August 16, 2012
On August 9, USDA Deputy Secretary Kathleen Merrigan announced Ohio as the first state to receive approval for the interstate shipment of state-inspected meat and poultry products under a cooperative federal-state inspection program created by the 2008 Farm Bill. Prior to establishment of this Cooperative Interstate Shipment Program, state-inspected meat and poultry products could not be sold across state lines. This prohibition is particularly burdensome for smaller scale, independent livestock and poultry farmers and ranchers, as many of these producers do not farm near small-scale federally inspected plants. They are often shut out of the large-scale federally inspected plants controlled by vertically integrated corporations which require production contracts with farmers, or are shut out of the large plants because the farmers deliver relatively small numbers of livestock or poultry for processing. The Cooperative Interstate Shipment Program offers small-scale meat and poultry processors serving these farmers increased access to markets that may be nearby but are across state lines.
Currently, twenty-five states have state inspection programs for both meat and poultry products and an additional two states have state inspection programs only for meat products. Under the 2008 Farm Bill, states with state inspection programs may enter into a cooperative agreement with USDA that allows selected small, state-inspected businesses with 25 or fewer employees to sell meat or poultry products across state lines. Meat or poultry products produced in establishments selected for the cooperative program are subject to the same regulatory sampling requirements as those established in the federal inspection program. In addition, USDA designates a federal employee as a state coordinator to oversee training and inspection activities of state agency personnel and to assure that meat and poultry plants participating in the cooperative program are in full compliance with the Federal Meat Inspection Act and Poultry Products Inspection Act.
The regulations implementing the 2008 Farm Bill cooperative program were finalized in 2011 and it has taken a year for the first state to receive approval for interstate shipments of meat products under the cooperative program. In its announcement of the approval of Ohio’s Cooperative Interstate Shipment Program, USDA also disclosed that it will soon publish a directive detailing how other states and small businesses can join the Program. Deputy Secretary Merrigan noted in a teleconference that Wisconsin, Indiana, and North Dakota are currently seeking approval to participate in the Cooperative Interstate Shipment Program.

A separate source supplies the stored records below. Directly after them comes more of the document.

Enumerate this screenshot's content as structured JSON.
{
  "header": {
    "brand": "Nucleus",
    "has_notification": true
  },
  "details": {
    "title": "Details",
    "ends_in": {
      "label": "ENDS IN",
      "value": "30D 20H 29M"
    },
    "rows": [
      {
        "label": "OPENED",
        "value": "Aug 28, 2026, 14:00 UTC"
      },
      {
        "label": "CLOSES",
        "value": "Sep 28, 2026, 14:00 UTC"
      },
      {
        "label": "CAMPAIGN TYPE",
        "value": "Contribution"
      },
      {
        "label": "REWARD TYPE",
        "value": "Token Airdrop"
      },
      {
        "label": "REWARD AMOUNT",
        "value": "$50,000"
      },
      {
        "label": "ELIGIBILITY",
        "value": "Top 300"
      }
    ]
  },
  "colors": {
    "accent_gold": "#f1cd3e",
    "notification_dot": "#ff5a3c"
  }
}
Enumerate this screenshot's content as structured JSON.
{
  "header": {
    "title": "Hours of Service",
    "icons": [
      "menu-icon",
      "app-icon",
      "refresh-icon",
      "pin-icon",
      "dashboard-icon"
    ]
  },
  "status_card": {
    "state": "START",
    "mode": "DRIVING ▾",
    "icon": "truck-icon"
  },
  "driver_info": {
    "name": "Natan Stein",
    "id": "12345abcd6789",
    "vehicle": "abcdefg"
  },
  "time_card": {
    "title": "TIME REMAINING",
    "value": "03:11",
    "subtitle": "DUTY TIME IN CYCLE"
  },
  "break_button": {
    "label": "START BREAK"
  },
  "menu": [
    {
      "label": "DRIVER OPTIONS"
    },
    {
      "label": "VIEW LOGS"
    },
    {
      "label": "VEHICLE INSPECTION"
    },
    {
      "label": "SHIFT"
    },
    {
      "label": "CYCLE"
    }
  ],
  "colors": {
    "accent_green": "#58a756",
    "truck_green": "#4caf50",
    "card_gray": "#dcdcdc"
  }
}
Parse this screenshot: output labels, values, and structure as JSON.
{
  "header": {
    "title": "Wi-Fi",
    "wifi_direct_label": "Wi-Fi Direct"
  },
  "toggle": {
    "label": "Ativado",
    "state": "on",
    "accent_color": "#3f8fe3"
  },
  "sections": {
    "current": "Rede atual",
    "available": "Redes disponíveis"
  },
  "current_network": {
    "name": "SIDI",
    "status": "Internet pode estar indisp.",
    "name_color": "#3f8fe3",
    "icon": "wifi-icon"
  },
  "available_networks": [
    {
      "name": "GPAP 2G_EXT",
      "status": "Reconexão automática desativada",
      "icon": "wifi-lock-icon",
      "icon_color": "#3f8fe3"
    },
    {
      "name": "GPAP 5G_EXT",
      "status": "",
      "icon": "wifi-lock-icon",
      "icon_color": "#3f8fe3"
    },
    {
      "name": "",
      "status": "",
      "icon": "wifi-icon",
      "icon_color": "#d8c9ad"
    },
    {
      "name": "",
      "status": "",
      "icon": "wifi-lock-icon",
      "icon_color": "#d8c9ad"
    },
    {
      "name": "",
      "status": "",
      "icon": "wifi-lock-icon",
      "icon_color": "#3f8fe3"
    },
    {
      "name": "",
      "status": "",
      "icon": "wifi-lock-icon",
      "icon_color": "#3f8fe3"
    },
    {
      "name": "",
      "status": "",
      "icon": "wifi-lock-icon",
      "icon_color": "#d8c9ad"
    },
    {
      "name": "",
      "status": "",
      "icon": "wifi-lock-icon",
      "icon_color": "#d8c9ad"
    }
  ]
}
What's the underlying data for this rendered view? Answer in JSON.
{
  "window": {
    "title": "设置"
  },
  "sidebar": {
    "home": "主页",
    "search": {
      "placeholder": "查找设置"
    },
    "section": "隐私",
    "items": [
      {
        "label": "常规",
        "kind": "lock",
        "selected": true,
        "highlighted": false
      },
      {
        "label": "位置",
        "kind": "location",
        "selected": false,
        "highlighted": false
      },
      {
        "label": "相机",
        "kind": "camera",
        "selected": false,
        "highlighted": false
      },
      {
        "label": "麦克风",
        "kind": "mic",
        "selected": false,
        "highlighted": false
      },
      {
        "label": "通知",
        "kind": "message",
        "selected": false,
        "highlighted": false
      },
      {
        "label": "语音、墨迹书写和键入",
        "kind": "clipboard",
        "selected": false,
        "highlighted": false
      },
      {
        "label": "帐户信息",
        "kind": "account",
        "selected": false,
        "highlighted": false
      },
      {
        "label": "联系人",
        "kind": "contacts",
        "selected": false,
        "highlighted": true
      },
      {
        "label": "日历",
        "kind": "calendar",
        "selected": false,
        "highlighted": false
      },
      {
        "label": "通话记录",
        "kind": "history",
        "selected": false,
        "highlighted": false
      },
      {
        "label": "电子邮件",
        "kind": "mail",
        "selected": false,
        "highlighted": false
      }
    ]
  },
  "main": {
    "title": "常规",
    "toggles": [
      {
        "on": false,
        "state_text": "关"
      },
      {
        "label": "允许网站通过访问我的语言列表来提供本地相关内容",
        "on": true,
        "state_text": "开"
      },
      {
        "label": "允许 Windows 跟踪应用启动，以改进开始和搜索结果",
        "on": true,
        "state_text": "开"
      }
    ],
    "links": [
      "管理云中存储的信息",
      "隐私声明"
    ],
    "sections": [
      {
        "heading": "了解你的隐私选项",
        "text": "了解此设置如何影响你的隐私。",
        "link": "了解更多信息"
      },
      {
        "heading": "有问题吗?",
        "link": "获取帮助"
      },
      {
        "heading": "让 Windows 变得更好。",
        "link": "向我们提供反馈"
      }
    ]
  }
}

NSAC supported the inclusion of the Program in the 2008 Farm Bill and hopes that the USDA directive can provide a clear process for more states to participate in order to provide farmers and ranchers more local markets for safe and wholesome meat and poultry products. In addition, NSAC supports a provision included in the Farm Bill approved by the House Agriculture Committee in July, that would require USDA to make recommendations on steps that need to be taken to better serve small and very small meat and poultry processing facilities with 25 or fewer employees and to improve user access to information on the meat and poultry label approval process. This provision was in an amendment to the House Farm Bill, sponsored by Representative Chellie Pingree, that addresses a major current roadblock to increased marketing for sustainable livestock and poultry products. The provision is not included in the version of the Farm Bill approved by the Senate.